|U.S. Classification||367/134, 367/904, 380/59|
|International Classification||H04K1/00, H04B11/00|
|Cooperative Classification||H04B11/00, Y10S367/904, H04K1/00|
|European Classification||H04K1/00, H04B11/00|
|Jul 13, 1994||AS||Assignment|
Owner name: MARTIN MARIETTA CORPORATION, MARYLAND
Free format text: ASSIGNMENT OF ASSIGNORS INTEREST;ASSIGNOR:GENERAL ELECTRIC COMPANY;REEL/FRAME:007046/0736

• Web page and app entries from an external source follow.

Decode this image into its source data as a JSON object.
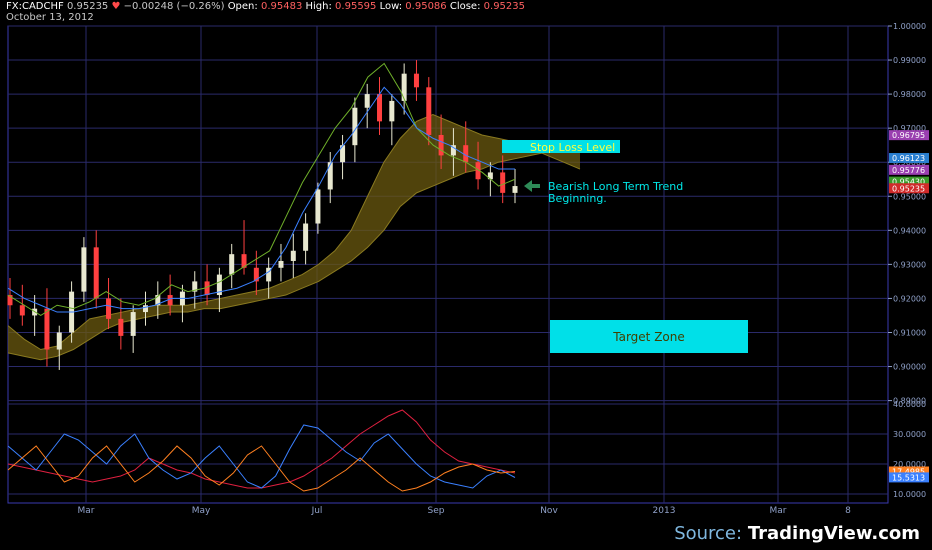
{
  "header": {
    "symbol": "FX:CADCHF",
    "last": "0.95235",
    "change": "−0.00248 (−0.26%)",
    "open_label": "Open:",
    "open": "0.95483",
    "high_label": "High:",
    "high": "0.95595",
    "low_label": "Low:",
    "low": "0.95086",
    "close_label": "Close:",
    "close": "0.95235",
    "date": "October 13, 2012"
  },
  "source": {
    "prefix": "Source:",
    "name": "TradingView.com"
  },
  "annotations": {
    "stop_loss": "Stop Loss Level",
    "trend_line1": "Bearish Long Term Trend",
    "trend_line2": "Beginning.",
    "target": "Target Zone"
  },
  "colors": {
    "background": "#000000",
    "grid": "#2a2a6a",
    "border": "#3a3ab0",
    "candle": "#e8e8d0",
    "candle_down": "#ff4040",
    "cloud": "#6b5a10",
    "tenkan": "#6fb02a",
    "kijun": "#3a80ff",
    "annotation_box": "#00e0e8",
    "annotation_text": "#00e8e8",
    "arrow": "#2e8b57",
    "adx": "#e02040",
    "di_plus": "#3a80ff",
    "di_minus": "#ff8020"
  },
  "chart_data": [
    {
      "type": "line",
      "subtype": "candlestick with ichimoku cloud",
      "x_ticks": [
        "Mar",
        "May",
        "Jul",
        "Sep",
        "Nov",
        "2013",
        "Mar",
        "8"
      ],
      "y_ticks": [
        "1.00000",
        "0.99000",
        "0.98000",
        "0.97000",
        "0.96000",
        "0.95000",
        "0.94000",
        "0.93000",
        "0.92000",
        "0.91000",
        "0.90000",
        "0.89000"
      ],
      "ylim": [
        0.889,
        1.0
      ],
      "price_labels": [
        {
          "text": "0.96795",
          "value": 0.96795,
          "color": "#9a3fb0"
        },
        {
          "text": "0.96123",
          "value": 0.96123,
          "color": "#2a7fd0"
        },
        {
          "text": "0.95776",
          "value": 0.95776,
          "color": "#9a3fb0"
        },
        {
          "text": "0.95430",
          "value": 0.9543,
          "color": "#3a9a2a"
        },
        {
          "text": "0.95235",
          "value": 0.95235,
          "color": "#d02a2a"
        }
      ],
      "series": [
        {
          "role": "tenkan",
          "values": [
            0.921,
            0.918,
            0.915,
            0.918,
            0.917,
            0.919,
            0.922,
            0.919,
            0.918,
            0.92,
            0.924,
            0.922,
            0.923,
            0.925,
            0.928,
            0.931,
            0.934,
            0.944,
            0.954,
            0.962,
            0.97,
            0.976,
            0.985,
            0.989,
            0.981,
            0.97,
            0.965,
            0.962,
            0.96,
            0.957,
            0.953,
            0.955
          ]
        },
        {
          "role": "kijun",
          "values": [
            0.923,
            0.92,
            0.918,
            0.916,
            0.916,
            0.917,
            0.918,
            0.917,
            0.917,
            0.918,
            0.92,
            0.92,
            0.921,
            0.922,
            0.923,
            0.925,
            0.928,
            0.935,
            0.945,
            0.953,
            0.962,
            0.968,
            0.975,
            0.982,
            0.977,
            0.97,
            0.967,
            0.965,
            0.962,
            0.96,
            0.958,
            0.958
          ]
        },
        {
          "role": "span_a",
          "values": [
            0.912,
            0.908,
            0.905,
            0.906,
            0.91,
            0.914,
            0.915,
            0.916,
            0.917,
            0.918,
            0.918,
            0.918,
            0.919,
            0.92,
            0.921,
            0.922,
            0.923,
            0.925,
            0.927,
            0.93,
            0.934,
            0.94,
            0.95,
            0.96,
            0.967,
            0.972,
            0.974,
            0.972,
            0.97,
            0.968,
            0.967,
            0.966,
            0.964,
            0.962,
            0.96,
            0.958
          ]
        },
        {
          "role": "span_b",
          "values": [
            0.904,
            0.903,
            0.902,
            0.903,
            0.905,
            0.908,
            0.911,
            0.913,
            0.914,
            0.915,
            0.916,
            0.916,
            0.917,
            0.917,
            0.918,
            0.919,
            0.92,
            0.921,
            0.923,
            0.925,
            0.928,
            0.931,
            0.935,
            0.94,
            0.947,
            0.951,
            0.953,
            0.955,
            0.957,
            0.958,
            0.96,
            0.961,
            0.962,
            0.963,
            0.963,
            0.964
          ]
        }
      ],
      "candles": [
        [
          0.921,
          0.926,
          0.914,
          0.918
        ],
        [
          0.918,
          0.924,
          0.912,
          0.915
        ],
        [
          0.915,
          0.921,
          0.909,
          0.917
        ],
        [
          0.917,
          0.923,
          0.9,
          0.905
        ],
        [
          0.905,
          0.912,
          0.899,
          0.91
        ],
        [
          0.91,
          0.925,
          0.907,
          0.922
        ],
        [
          0.922,
          0.938,
          0.919,
          0.935
        ],
        [
          0.935,
          0.94,
          0.917,
          0.92
        ],
        [
          0.92,
          0.926,
          0.911,
          0.914
        ],
        [
          0.914,
          0.92,
          0.905,
          0.909
        ],
        [
          0.909,
          0.918,
          0.904,
          0.916
        ],
        [
          0.916,
          0.922,
          0.912,
          0.918
        ],
        [
          0.918,
          0.925,
          0.914,
          0.921
        ],
        [
          0.921,
          0.927,
          0.915,
          0.918
        ],
        [
          0.918,
          0.924,
          0.913,
          0.922
        ],
        [
          0.922,
          0.928,
          0.917,
          0.925
        ],
        [
          0.925,
          0.93,
          0.918,
          0.921
        ],
        [
          0.921,
          0.929,
          0.916,
          0.927
        ],
        [
          0.927,
          0.936,
          0.923,
          0.933
        ],
        [
          0.933,
          0.943,
          0.927,
          0.929
        ],
        [
          0.929,
          0.934,
          0.921,
          0.925
        ],
        [
          0.925,
          0.932,
          0.92,
          0.929
        ],
        [
          0.929,
          0.936,
          0.925,
          0.931
        ],
        [
          0.931,
          0.939,
          0.926,
          0.934
        ],
        [
          0.934,
          0.945,
          0.93,
          0.942
        ],
        [
          0.942,
          0.954,
          0.939,
          0.952
        ],
        [
          0.952,
          0.963,
          0.948,
          0.96
        ],
        [
          0.96,
          0.968,
          0.955,
          0.965
        ],
        [
          0.965,
          0.979,
          0.96,
          0.976
        ],
        [
          0.976,
          0.983,
          0.97,
          0.98
        ],
        [
          0.98,
          0.985,
          0.968,
          0.972
        ],
        [
          0.972,
          0.98,
          0.965,
          0.978
        ],
        [
          0.978,
          0.989,
          0.974,
          0.986
        ],
        [
          0.986,
          0.99,
          0.978,
          0.982
        ],
        [
          0.982,
          0.985,
          0.965,
          0.968
        ],
        [
          0.968,
          0.974,
          0.958,
          0.962
        ],
        [
          0.962,
          0.97,
          0.956,
          0.965
        ],
        [
          0.965,
          0.972,
          0.957,
          0.96
        ],
        [
          0.96,
          0.966,
          0.952,
          0.955
        ],
        [
          0.955,
          0.96,
          0.95,
          0.957
        ],
        [
          0.957,
          0.962,
          0.948,
          0.951
        ],
        [
          0.951,
          0.958,
          0.948,
          0.953
        ]
      ]
    },
    {
      "type": "line",
      "subtype": "ADX / DMI oscillator",
      "y_ticks": [
        "40.0000",
        "30.0000",
        "20.0000",
        "10.0000"
      ],
      "ylim": [
        7,
        40
      ],
      "value_labels": [
        {
          "text": "17.4985",
          "value": 17.4985,
          "color": "#ff8020"
        },
        {
          "text": "15.5313",
          "value": 15.5313,
          "color": "#3a80ff"
        }
      ],
      "series": [
        {
          "role": "adx",
          "values": [
            20,
            19,
            18,
            17,
            16,
            15,
            14,
            15,
            16,
            18,
            22,
            20,
            18,
            17,
            15,
            14,
            13,
            12,
            12,
            13,
            14,
            16,
            19,
            22,
            26,
            30,
            33,
            36,
            38,
            34,
            28,
            24,
            21,
            20,
            19,
            18,
            17
          ]
        },
        {
          "role": "di_plus",
          "values": [
            26,
            22,
            18,
            24,
            30,
            28,
            24,
            20,
            26,
            30,
            22,
            18,
            15,
            17,
            22,
            26,
            20,
            14,
            12,
            16,
            25,
            33,
            32,
            28,
            24,
            21,
            27,
            30,
            25,
            20,
            16,
            14,
            13,
            12,
            16,
            18,
            15.5
          ]
        },
        {
          "role": "di_minus",
          "values": [
            18,
            22,
            26,
            20,
            14,
            16,
            22,
            26,
            20,
            14,
            17,
            21,
            26,
            22,
            16,
            13,
            17,
            23,
            26,
            20,
            14,
            11,
            12,
            15,
            18,
            22,
            18,
            14,
            11,
            12,
            14,
            17,
            19,
            20,
            18,
            17,
            17.5
          ]
        }
      ]
    }
  ]
}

Effective date: 19940322
|Jul 14, 1997||AS||Assignment|
Owner name: LOCKHEED MARTIN CORPORATION, MARYLAND
Free format text: ASSIGNMENT OF ASSIGNORS INTEREST;ASSIGNOR:MARTIN MARIETTA CORPORATION;REEL/FRAME:008628/0518
Effective date: 19960128